(Records from a data collection)

╔══

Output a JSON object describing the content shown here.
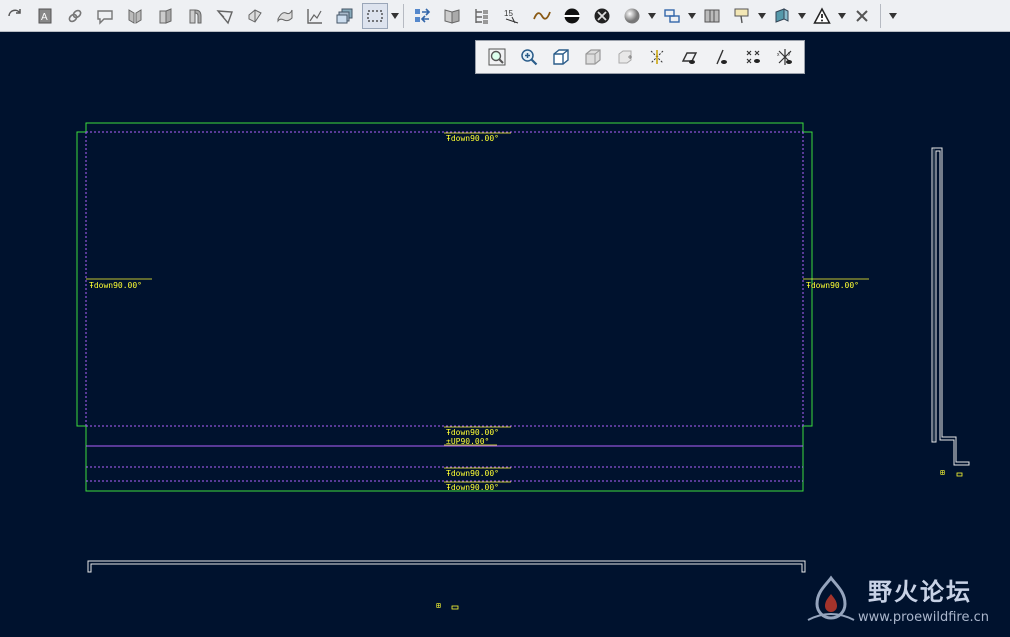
{
  "toolbar": {
    "buttons": [
      "regenerate-icon",
      "annotation-icon",
      "link-icon",
      "callout-icon",
      "flat-pattern-icon",
      "unbend-icon",
      "bend-back-icon",
      "corner-relief-icon",
      "rip-icon",
      "deform-icon",
      "graph-icon",
      "copy-layers-icon",
      "selection-box-icon",
      "refresh-transfer-icon",
      "book-icon",
      "tree-icon",
      "table-icon",
      "curve-icon",
      "hidden-shade-icon",
      "no-hidden-icon",
      "sphere-icon",
      "layout-icon",
      "panels-icon",
      "note-icon",
      "feature-icon",
      "warning-icon",
      "close-window-icon",
      "overflow-icon"
    ]
  },
  "view_toolbar": {
    "buttons": [
      "zoom-fit-icon",
      "zoom-in-icon",
      "shading-icon",
      "no-hidden-box-icon",
      "display-style-icon",
      "datum-planes-icon",
      "datum-axes-icon",
      "datum-points-icon",
      "coord-sys-icon",
      "spin-center-icon"
    ]
  },
  "drawing": {
    "bend_notes": {
      "top": "Ŧdown90.00°",
      "left": "Ŧdown90.00°",
      "right": "Ŧdown90.00°",
      "bottom1": "Ŧdown90.00°",
      "bottom2": "±UP90.00°",
      "bottom3": "Ŧdown90.00°",
      "bottom4": "Ŧdown90.00°"
    },
    "side_view_label": "⊞",
    "bottom_view_label": "⊞",
    "colors": {
      "background": "#00122e",
      "outline": "#3cdc3c",
      "bend_line": "#b060ff",
      "note": "#ffff33",
      "edge": "#e8e8e8"
    }
  },
  "watermark": {
    "title": "野火论坛",
    "url": "www.proewildfire.cn"
  }
}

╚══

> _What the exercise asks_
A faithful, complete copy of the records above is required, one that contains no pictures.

> _Result for this task_
Output a JSON object describing the content shown here.
{
  "toolbar": {
    "buttons": [
      "regenerate-icon",
      "annotation-icon",
      "link-icon",
      "callout-icon",
      "flat-pattern-icon",
      "unbend-icon",
      "bend-back-icon",
      "corner-relief-icon",
      "rip-icon",
      "deform-icon",
      "graph-icon",
      "copy-layers-icon",
      "selection-box-icon",
      "refresh-transfer-icon",
      "book-icon",
      "tree-icon",
      "table-icon",
      "curve-icon",
      "hidden-shade-icon",
      "no-hidden-icon",
      "sphere-icon",
      "layout-icon",
      "panels-icon",
      "note-icon",
      "feature-icon",
      "warning-icon",
      "close-window-icon",
      "overflow-icon"
    ]
  },
  "view_toolbar": {
    "buttons": [
      "zoom-fit-icon",
      "zoom-in-icon",
      "shading-icon",
      "no-hidden-box-icon",
      "display-style-icon",
      "datum-planes-icon",
      "datum-axes-icon",
      "datum-points-icon",
      "coord-sys-icon",
      "spin-center-icon"
    ]
  },
  "drawing": {
    "bend_notes": {
      "top": "Ŧdown90.00°",
      "left": "Ŧdown90.00°",
      "right": "Ŧdown90.00°",
      "bottom1": "Ŧdown90.00°",
      "bottom2": "±UP90.00°",
      "bottom3": "Ŧdown90.00°",
      "bottom4": "Ŧdown90.00°"
    },
    "side_view_label": "⊞",
    "bottom_view_label": "⊞",
    "colors": {
      "background": "#00122e",
      "outline": "#3cdc3c",
      "bend_line": "#b060ff",
      "note": "#ffff33",
      "edge": "#e8e8e8"
    }
  },
  "watermark": {
    "title": "野火论坛",
    "url": "www.proewildfire.cn"
  }
}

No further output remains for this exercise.